The Baker Act Pensacola, commonly referred to as the Florida Mental Health Act, is described in Florida Statutes, Chapter 394, Part I. The Baker Act Pensacola FL, establishes the following legal processes for mental health evaluation and treatment:
- A willing admittance
- Unwilling examination
- Placement in a hospital without consent (IIP)
- Order of an unwilling outpatient (IOP)
The Baker Act Pensacola controls:
- Crisis stabilization units (CSUs)
- Facilities for short-term residential therapy (SRTs)
In reality, the Baker Act Pensacola protects all people in Florida who are evaluated or treated for mental illness. The Baker Act has several clauses that cover everything from screening to designating legal guardians. However, the involuntary evaluation and imprisonment portions of the Baker Act are well recognized.
What Situations Bring Someone Under the Baker Act Pensacola?
According to Pensacola law, if a person satisfies all of the following requirements, the state may send them to an authorized receiving facility for an involuntary examination:
- They cannot manage their behavior or comprehend reality because of mental or emotional impairment.
- Without help, individuals can experience personal neglect or hurt themselves or others.
Involuntary assessment procedure
It encourages people to seek out mental health care voluntarily. However, family members, medical professionals, law enforcement, or other parties may apply to the circuit court for an involuntary mental health assessment if a person is unwilling to seek voluntary treatment for a severe mental health crisis.
1. By Court’s Order
Although anyone can ask the Circuit Court to impose an ex parte order—an involuntary investigation—by filing a petition. If a judge issues the order, a law enforcement official carries it out by arresting the subject and delivering them to the closest detention center.
2. Court proceeding

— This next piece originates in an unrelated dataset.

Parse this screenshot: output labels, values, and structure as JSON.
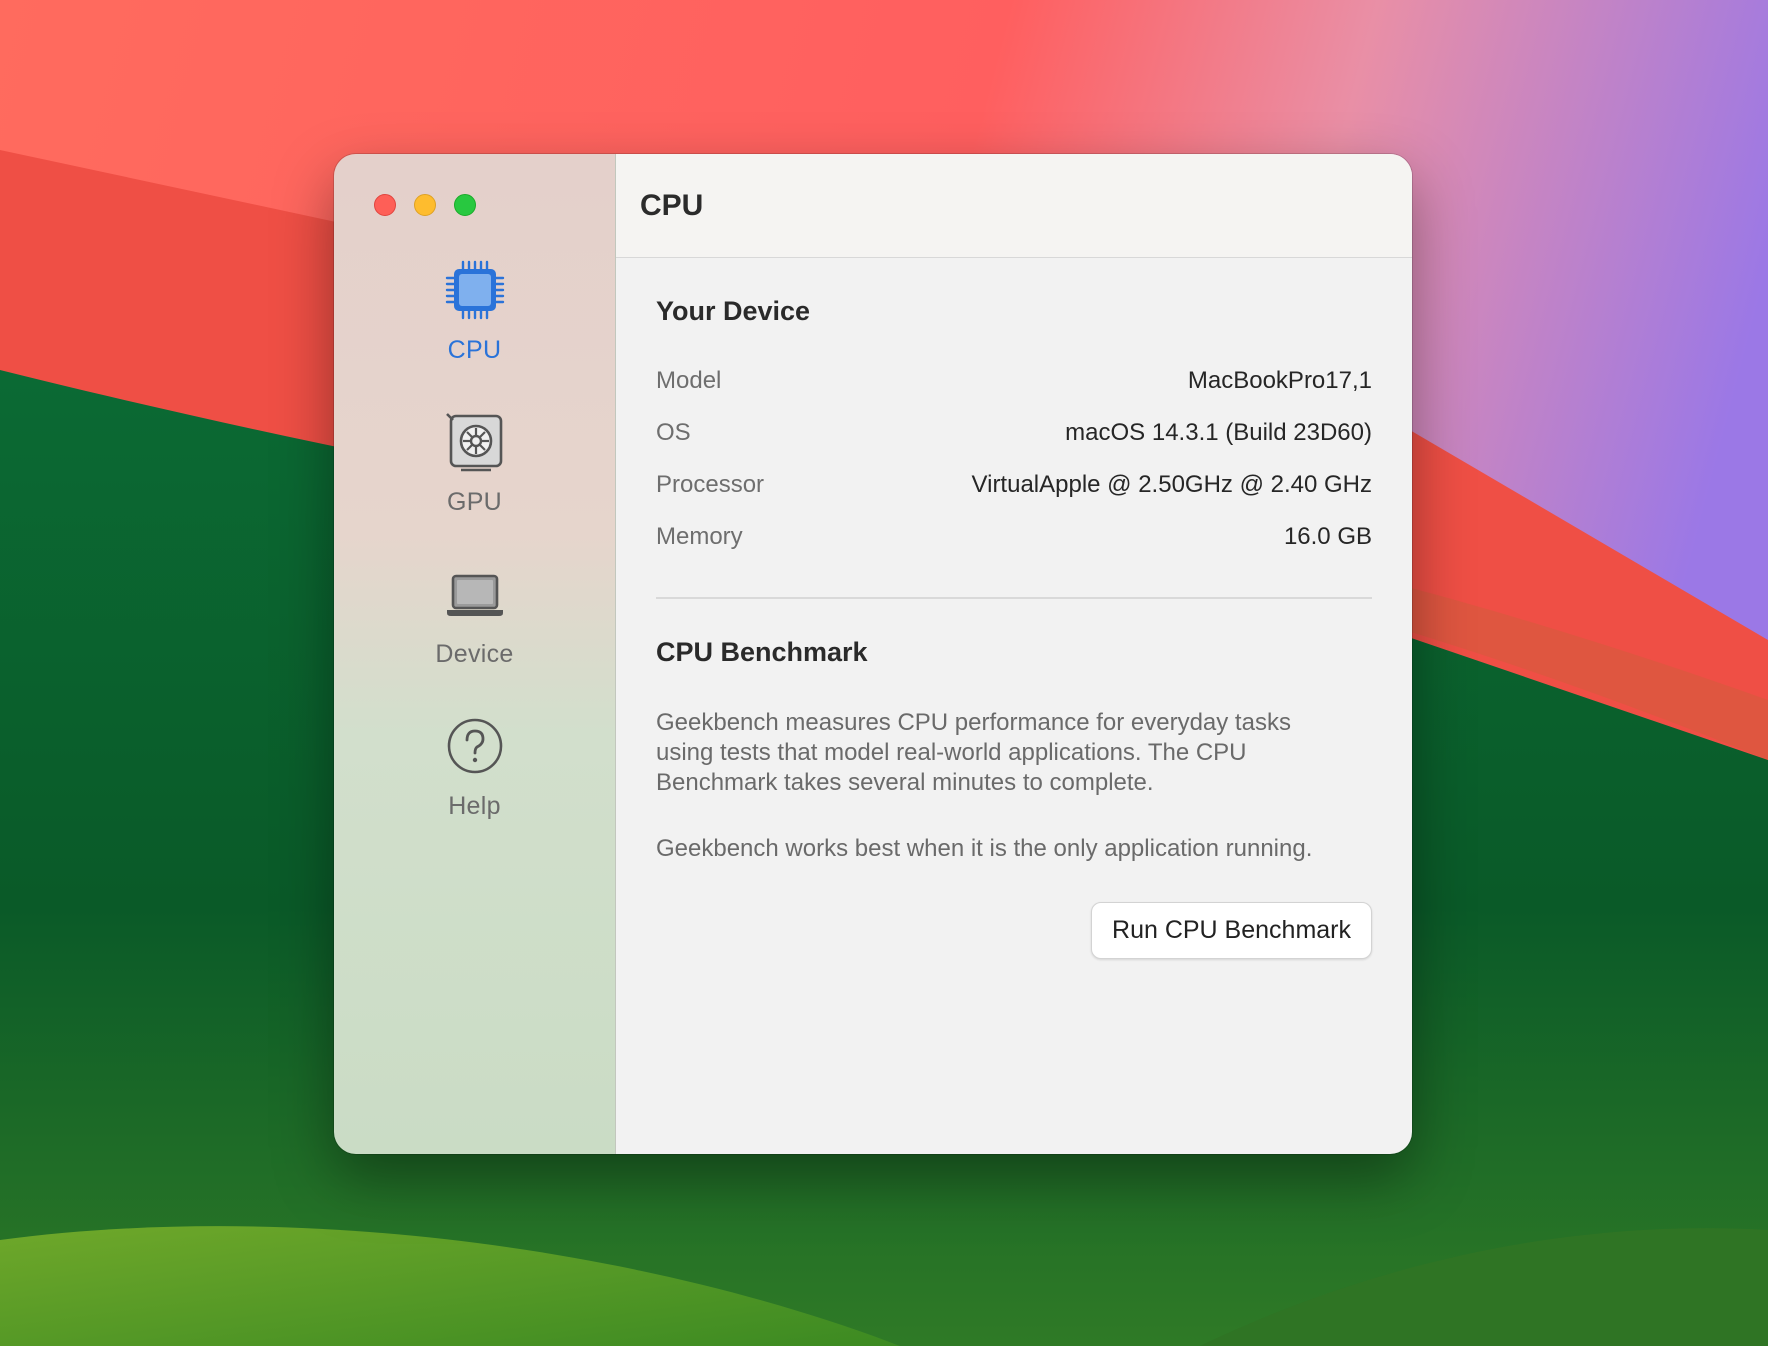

The court must hold involuntary placement hearing in Baker Act Pensacola within five days. If the person does not have another lawyer, a public defender assigned by the court will represent them. Then The court takes testimony to determine whether the person is competent to agree to treatment. If incompetent, the court appoints a guardian advocate. Finally, the court will issue an order remanding the person to an inpatient mental health hospital for up to six months if it determines the person fits the requirements for involuntary placement. The court may extend this time frame.
3. Health Professional’s Order
In addition, a law enforcement officer would take the person to the closest receiving facility if they were seen within the previous 48 hours by a doctor, clinical psychologist, psychiatric nurse, or clinical social worker. Therefore, I determined that they met the requirements for an involuntary evaluation.
4. Examination in Baker Act Pensacola
If the patient was admit to the hospital due to an urgent medical issue, a psychiatrist and another mental health specialist must examine the patient within 72 hours to decide whether or not a transfer to a receiving institution for medical care is necessary. The facility must complete one of the following within 72 hours in Baker Act Pensacola:
- Patient release without restrictions
- Patient release for elective outpatient care
- Obtain the patient’s permission before allowing them to undergo voluntary inpatient therapy.
- When a patient needs outpatient or inpatient care but won’t allow it, file a petition for involuntary placement with the relevant circuit court.
What More Should Family Members Know?
In conclusion, speak with a mental health professional or someone else authorized to invoke the Baker Act Pensacola. So, if you have a loved one who has a mental illness and thinks they pose a risk to themselves or others. These experts comprise:
- doctors trained in mental health
- Clinicians in psychology
- Mental health nurses
- Clinicians in social work
- Counselors in Mental Health who are Licensed
- law enforcement officers.